Airplane crashes in movies are often seriously dramatic - the typical scenario goes something like this: the plane hits rough turbulence and all of a sudden, BOOM! Passengers and luggage suddenly defy gravity and are tossed around the cabin like rag dolls, while the aircraft itself breaks all rules of physics and plunge like a stone from the sky. This is pretty standard Hollywood, and as a result it’s what most people expect will happen in case a plane stops working mid-flight.
First of all, turbulence is not something you need to worry about, it´s comparable to the ocean waves you experience while on a boat and todays aircraft are definitely designed to cope with it - just check out this video of Boeings wing test and you'll see what I'm talking about.
Now that the issue of turbulence is out of the picture, let´s move on... If all engines would suddenly fail on an aircraft (Please note, that the pilots are still able to fly a plane with 3 out of 4 engines down!) you won’t simply fall out of the sky.
An airplane is designed to keep gliding forward, as long as there is air moving across the wings, a lift will be generated (much like an paper airplane – you probably folded those as a kid?). Your standard passenger aircraft has a glide ratio of 15 to 1, meaning that for every feet the plane drops in altitude, it will move 15 feet forward. So in the case of total engine failure at 30 000 feet, the plane will still glide a significant distance before hitting the ground - making it possible to locate a safe landing spot within gliding distance (A so called dead-stick landing).
We’ll take the opportunity to point out that the chances of surviving an actual plane crash is approximately 95%, and the odds of a plane crash occurring in the first place is one for every 1.2 million flights...
Need a more pedagogic projection of that statistic?
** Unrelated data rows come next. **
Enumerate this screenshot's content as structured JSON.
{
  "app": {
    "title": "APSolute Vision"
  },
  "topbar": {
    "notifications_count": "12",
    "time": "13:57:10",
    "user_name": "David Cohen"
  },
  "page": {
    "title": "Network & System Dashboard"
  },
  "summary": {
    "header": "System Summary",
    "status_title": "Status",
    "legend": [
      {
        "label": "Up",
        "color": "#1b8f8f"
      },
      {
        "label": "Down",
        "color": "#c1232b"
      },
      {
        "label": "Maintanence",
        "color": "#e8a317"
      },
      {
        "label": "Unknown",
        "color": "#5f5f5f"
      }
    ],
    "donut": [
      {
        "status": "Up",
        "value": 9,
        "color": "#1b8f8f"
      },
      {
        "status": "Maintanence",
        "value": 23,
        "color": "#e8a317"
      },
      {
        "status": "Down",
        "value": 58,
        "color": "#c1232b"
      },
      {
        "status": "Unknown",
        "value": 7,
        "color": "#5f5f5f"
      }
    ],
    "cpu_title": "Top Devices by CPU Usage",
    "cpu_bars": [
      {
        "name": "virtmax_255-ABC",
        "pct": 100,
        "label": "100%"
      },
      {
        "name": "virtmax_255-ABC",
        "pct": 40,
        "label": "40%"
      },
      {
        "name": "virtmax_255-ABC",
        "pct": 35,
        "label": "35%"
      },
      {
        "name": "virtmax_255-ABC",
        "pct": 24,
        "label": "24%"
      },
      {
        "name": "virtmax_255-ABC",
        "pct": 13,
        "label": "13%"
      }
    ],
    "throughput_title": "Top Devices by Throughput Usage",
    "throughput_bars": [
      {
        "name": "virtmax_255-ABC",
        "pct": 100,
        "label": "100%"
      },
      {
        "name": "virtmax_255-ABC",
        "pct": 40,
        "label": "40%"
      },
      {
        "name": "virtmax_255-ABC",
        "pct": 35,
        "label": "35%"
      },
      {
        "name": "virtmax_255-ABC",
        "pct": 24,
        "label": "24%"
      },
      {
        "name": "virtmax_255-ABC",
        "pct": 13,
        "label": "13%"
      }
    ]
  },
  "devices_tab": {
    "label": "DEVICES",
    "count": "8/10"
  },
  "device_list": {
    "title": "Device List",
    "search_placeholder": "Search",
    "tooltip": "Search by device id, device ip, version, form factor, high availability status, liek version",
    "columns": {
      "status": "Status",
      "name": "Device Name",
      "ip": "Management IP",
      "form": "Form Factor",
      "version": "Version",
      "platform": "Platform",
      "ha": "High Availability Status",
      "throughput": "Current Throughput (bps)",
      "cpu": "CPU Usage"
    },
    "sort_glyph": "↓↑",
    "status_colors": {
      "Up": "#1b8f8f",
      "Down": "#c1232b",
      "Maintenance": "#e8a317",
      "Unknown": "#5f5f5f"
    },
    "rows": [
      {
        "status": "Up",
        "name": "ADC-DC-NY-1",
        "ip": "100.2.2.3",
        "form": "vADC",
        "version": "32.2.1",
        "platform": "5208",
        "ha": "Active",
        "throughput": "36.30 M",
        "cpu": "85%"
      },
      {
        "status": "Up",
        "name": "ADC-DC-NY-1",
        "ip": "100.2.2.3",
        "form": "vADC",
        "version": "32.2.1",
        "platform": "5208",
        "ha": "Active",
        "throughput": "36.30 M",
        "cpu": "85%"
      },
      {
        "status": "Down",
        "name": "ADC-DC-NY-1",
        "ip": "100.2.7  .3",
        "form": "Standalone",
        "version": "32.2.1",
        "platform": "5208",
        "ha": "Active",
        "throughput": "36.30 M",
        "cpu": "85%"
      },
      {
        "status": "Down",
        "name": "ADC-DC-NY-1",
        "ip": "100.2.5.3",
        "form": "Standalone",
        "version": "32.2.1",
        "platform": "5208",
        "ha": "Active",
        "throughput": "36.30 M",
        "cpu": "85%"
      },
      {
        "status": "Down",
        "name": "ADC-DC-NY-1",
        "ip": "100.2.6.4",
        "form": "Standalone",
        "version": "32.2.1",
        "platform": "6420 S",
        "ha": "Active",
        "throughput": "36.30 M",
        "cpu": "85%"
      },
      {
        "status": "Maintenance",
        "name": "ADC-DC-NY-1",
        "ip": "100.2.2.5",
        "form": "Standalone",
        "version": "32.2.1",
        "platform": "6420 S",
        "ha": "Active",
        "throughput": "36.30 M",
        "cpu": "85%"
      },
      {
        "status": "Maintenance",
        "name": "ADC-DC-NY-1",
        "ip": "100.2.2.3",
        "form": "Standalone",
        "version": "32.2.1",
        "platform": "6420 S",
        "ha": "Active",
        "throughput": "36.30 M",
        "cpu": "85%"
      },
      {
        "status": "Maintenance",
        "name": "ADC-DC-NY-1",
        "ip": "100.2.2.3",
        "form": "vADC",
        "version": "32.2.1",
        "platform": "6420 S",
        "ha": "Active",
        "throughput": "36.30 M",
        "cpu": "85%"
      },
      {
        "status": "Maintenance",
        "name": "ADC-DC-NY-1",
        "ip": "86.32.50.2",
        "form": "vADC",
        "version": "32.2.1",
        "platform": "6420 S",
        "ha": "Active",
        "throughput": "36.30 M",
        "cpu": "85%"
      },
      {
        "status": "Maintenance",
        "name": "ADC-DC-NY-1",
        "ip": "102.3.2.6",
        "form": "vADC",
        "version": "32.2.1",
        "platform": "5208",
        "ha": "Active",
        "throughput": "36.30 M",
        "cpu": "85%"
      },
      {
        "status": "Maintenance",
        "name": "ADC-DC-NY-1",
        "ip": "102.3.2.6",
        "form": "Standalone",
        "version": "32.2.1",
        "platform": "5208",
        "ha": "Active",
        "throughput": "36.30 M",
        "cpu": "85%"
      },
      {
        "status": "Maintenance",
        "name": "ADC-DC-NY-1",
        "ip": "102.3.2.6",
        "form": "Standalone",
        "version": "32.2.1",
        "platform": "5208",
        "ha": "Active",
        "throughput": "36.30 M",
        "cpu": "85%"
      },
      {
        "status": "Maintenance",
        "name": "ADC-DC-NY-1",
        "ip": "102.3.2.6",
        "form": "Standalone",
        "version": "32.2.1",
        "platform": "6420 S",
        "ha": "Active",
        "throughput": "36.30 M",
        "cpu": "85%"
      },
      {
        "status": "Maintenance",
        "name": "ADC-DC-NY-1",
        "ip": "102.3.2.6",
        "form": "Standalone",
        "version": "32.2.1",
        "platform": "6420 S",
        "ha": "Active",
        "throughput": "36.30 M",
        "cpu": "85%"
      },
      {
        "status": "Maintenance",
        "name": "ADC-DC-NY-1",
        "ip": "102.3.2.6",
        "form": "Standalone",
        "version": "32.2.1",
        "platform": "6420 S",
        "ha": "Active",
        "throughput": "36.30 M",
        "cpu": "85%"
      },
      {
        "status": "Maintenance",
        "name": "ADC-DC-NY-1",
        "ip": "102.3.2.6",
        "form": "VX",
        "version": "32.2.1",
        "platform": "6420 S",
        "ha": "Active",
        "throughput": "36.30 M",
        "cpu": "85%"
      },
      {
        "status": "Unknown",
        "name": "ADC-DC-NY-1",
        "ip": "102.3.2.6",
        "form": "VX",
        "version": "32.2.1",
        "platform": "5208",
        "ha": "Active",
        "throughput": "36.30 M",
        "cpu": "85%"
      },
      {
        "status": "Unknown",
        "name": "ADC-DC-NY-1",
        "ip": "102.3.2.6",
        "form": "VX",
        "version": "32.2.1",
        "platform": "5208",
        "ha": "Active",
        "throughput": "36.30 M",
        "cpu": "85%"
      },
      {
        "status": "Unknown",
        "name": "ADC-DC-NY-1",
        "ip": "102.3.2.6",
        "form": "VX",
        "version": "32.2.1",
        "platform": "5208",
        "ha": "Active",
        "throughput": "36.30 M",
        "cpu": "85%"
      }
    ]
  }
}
Here is a list of things more likely to kill you than a plane crash.
The automatization of the aviation industry has pushed boundaries, improved the capabilities of pilots and increased aviation safety, but to assume that an autopilot can fly a plane on its own is a severe misconception - To quote Patrick Smith: ”A plane is as able to fly itself about as much as the modern operating room can perform an operation by itself”.
The autopilot is a very useful tool for pilots, however, it’s nothing but a tool, and it can only do what the pilots have programmed it to do. It requires regular inputs to function properly and the pilots must still pay attention to how the autopilot acts.
In contrary to popular assumptions the majority of a flight is still, very much a manual affair, especially when it comes to the crucial stages of take-off and landing.
It is true that technology has come a long way since the dawn of aviation, however, to assume that airplanes fly themselves nowadays, is not only ridiculous, but an insult towards pilots.